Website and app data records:
______
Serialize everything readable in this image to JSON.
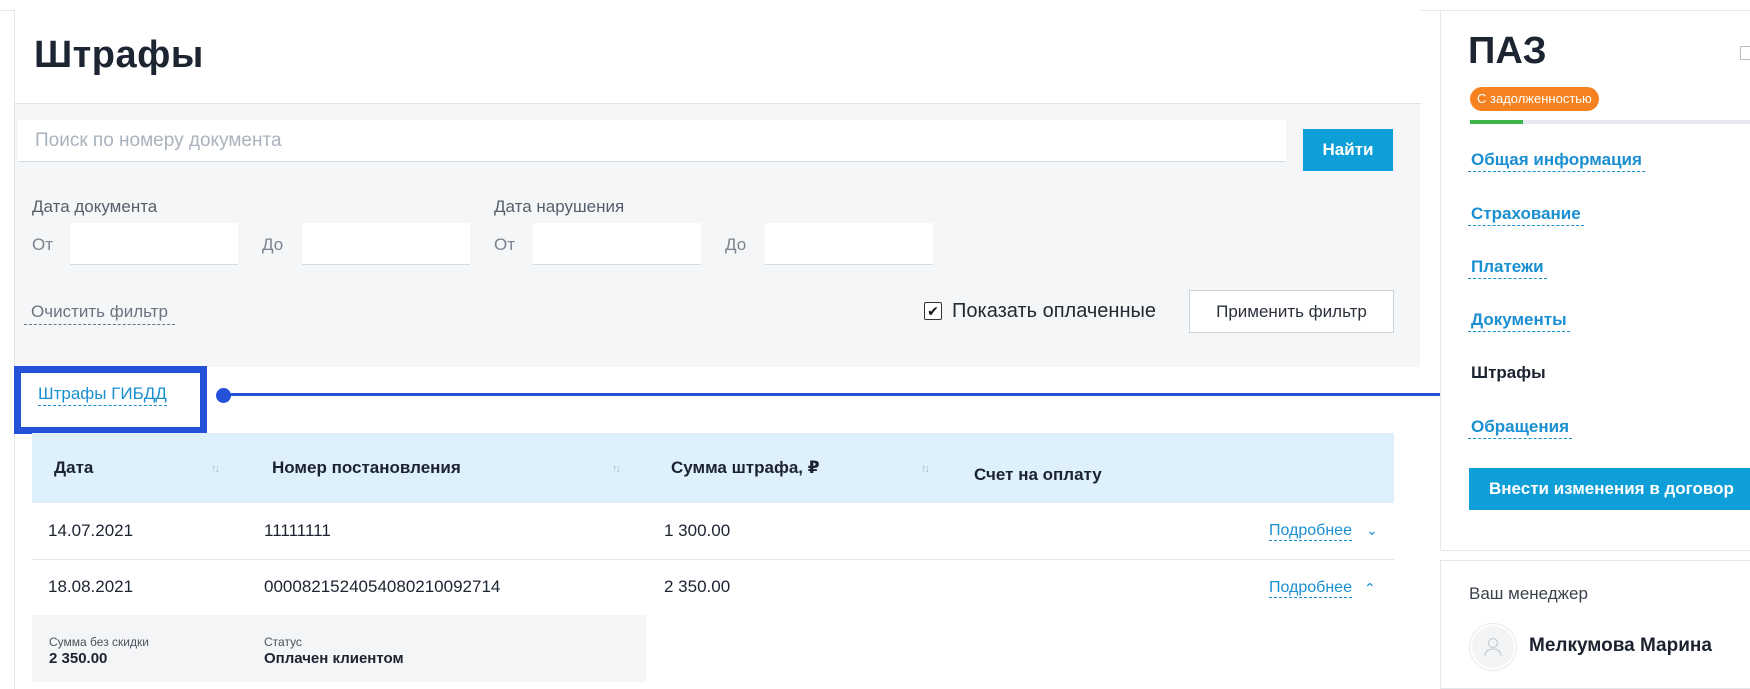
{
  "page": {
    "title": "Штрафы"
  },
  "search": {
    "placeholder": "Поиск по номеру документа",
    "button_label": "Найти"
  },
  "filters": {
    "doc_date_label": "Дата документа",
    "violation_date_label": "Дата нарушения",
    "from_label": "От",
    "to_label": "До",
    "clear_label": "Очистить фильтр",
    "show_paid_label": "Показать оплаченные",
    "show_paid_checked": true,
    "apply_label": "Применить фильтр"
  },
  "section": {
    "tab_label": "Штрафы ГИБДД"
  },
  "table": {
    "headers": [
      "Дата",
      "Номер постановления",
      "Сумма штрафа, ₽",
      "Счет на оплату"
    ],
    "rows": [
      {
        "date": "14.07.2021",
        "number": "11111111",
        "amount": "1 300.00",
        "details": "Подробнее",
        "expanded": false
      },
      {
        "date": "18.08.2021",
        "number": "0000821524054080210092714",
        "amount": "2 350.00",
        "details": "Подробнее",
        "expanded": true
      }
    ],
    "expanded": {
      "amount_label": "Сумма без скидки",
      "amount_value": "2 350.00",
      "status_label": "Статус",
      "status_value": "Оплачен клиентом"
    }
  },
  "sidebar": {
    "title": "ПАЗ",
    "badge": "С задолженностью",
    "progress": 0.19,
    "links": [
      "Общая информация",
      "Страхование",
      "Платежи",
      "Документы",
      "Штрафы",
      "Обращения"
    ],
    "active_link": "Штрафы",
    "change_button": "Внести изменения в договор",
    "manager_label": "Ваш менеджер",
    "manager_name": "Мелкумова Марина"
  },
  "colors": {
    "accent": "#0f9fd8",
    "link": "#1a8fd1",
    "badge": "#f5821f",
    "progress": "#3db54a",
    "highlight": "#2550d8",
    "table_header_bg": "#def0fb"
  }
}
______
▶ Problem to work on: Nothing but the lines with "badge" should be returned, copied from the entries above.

▶ Result for this exercise:
    "badge": "С задолженностью",
    "badge": "#f5821f",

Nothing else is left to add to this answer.